The ship arrived in Kanazawa, Japan, and we had to be processed through customs and immigration since our last stop was in South Korea. The system was orderly, and we were processed efficiently.

A shuttle bus was waiting for us when we exited the port terminal; it took us to the bus station in downtown Kanazawa. We had anticipated a standard-sized bus station, but this was an immense transportation hub catering to busses and trains running locally, regionally, and nationally. We found an information desk in the terminal, and they directed us to where to go to catch the bus we were looking for.

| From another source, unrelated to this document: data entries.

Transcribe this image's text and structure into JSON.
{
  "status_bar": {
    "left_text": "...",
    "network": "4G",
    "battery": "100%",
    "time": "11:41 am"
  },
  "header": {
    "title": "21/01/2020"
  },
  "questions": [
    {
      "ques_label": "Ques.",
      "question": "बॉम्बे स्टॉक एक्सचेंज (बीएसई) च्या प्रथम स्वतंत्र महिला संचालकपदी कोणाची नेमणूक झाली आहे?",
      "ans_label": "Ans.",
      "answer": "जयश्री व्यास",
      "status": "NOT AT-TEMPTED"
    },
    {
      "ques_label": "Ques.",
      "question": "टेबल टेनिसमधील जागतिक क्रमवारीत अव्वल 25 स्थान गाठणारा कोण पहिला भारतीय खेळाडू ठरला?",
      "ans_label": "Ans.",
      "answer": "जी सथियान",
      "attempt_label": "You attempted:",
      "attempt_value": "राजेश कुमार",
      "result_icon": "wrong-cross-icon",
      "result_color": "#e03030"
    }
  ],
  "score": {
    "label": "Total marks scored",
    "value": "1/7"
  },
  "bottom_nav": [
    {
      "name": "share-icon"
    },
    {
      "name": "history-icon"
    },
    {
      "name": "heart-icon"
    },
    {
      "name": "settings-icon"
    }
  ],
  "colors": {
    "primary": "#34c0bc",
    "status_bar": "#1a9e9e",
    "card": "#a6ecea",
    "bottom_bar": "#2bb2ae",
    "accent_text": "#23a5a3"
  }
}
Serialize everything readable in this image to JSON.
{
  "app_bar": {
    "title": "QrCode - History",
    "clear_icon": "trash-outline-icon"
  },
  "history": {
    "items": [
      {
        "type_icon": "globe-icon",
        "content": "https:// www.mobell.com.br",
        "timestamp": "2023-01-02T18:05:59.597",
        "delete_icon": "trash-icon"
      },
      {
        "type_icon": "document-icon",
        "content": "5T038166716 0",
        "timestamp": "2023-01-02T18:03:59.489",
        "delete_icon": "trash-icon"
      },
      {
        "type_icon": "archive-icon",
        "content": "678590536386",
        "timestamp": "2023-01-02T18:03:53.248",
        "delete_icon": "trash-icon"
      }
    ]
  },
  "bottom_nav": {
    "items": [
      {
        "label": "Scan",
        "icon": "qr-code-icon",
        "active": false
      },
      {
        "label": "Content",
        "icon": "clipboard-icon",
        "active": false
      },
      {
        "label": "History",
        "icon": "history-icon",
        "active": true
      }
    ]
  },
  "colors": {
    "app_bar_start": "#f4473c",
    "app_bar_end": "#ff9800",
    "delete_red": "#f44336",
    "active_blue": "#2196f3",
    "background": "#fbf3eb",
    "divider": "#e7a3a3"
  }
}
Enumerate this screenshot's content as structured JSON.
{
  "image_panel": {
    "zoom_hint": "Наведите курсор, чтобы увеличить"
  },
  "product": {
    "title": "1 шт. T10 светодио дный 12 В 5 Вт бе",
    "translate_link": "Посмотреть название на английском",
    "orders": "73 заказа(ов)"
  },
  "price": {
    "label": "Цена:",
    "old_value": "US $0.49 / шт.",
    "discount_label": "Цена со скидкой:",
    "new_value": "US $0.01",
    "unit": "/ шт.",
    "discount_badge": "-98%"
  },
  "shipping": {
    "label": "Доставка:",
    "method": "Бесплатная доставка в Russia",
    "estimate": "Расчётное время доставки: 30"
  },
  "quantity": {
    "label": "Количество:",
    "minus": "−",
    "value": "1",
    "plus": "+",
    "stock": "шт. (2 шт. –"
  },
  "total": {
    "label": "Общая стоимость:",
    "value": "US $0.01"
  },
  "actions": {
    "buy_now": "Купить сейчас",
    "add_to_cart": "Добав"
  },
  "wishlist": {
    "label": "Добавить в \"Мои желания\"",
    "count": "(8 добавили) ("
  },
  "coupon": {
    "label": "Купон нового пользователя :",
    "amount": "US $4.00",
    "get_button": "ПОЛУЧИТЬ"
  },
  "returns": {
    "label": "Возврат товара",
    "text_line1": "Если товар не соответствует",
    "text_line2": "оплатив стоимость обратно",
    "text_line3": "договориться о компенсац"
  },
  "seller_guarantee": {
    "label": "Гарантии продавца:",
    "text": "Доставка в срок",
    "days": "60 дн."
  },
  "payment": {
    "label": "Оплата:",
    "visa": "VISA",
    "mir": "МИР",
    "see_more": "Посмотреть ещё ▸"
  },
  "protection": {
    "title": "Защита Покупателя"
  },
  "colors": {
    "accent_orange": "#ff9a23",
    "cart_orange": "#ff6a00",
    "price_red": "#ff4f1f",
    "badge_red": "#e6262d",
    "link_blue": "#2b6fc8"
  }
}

The terminal was filled with shops and restaurants, and people were everywhere. We went outside the station and found the pillar with the number 7 on it. We then waited patiently for our bus to arrive. Other busses were coming and going; announcements were being made in Japanese. Our bus finally arrived; we boarded and found a seat.

Kenrokuen Gardens

We got off the bus several stops later at the Kenrokuen Gardens stop. The ticket office and entrance to the garden were quite a walk from the bus stop, and a steep hill was involved. Entry fees were very reasonable, and Jim was able to get in for free because he was considered a “senior.”

Cherry blossom in Kanazawa, Japan.
Kenrokuen Garden in Kanazawa, Japan.
Walking path in Kenrokuen garden.

We explored the gardens for a couple of hours with many other people. The views of Kanazawa from the top of the hill were stunning.

View from on top of the hill in Kenrokuen Garden, Kanazawa, Japan.
View from Kenrokuen Garden

We loved all the cement statues dotting the gardens. We found some in the most unexpected of places.

Statue in Kenrokuen garden.
Statue in Kenrokuen garden in Kanazawa, Japan.
Statues in garden.

Streams and ponds were numerous and scattered around the grounds.

Stream in garden.
Garden pond.
Waterfall in garden.

As well as pretty little bridges.

Bridge in Japanese garden.
Bridge railing over stream in garden.
Jim and Rosie in front of a garden pond.

Kanazawa Castle

Right next door to the gardens is Kanazawa Castle. Although we wandered the grounds, we chose not to go inside. The grounds were spread out and well-maintained.

Kanazawa Castle exterior.
Cherry tree on the grounds of the Kanazawa castle.
Front entrance of the Kanazawa castle.

Omicho Market

From the castle, we walked to the Omicho Market. It is filled with shops mainly selling fish and several stalls selling ready-to-eat food. The Market was bustling with families enjoying a meal or buying fish for their home.

Omicho Market entry.
Man cooking in a stall at the Omicho Market in Kanazawa, Japan.
Fish in the Omicho Market.


There was a shopping mall across the street from the Market, so we spent some time there. When we were done, we returned to the bus terminal and checked out all the stores in the area, including a little sweet shop called The German Bakery. Fueled with delicious baked goods, we shopped for warmer clothes for our upcoming stops in Alaska.

With limited shopping success, we hopped on the bus back to the port.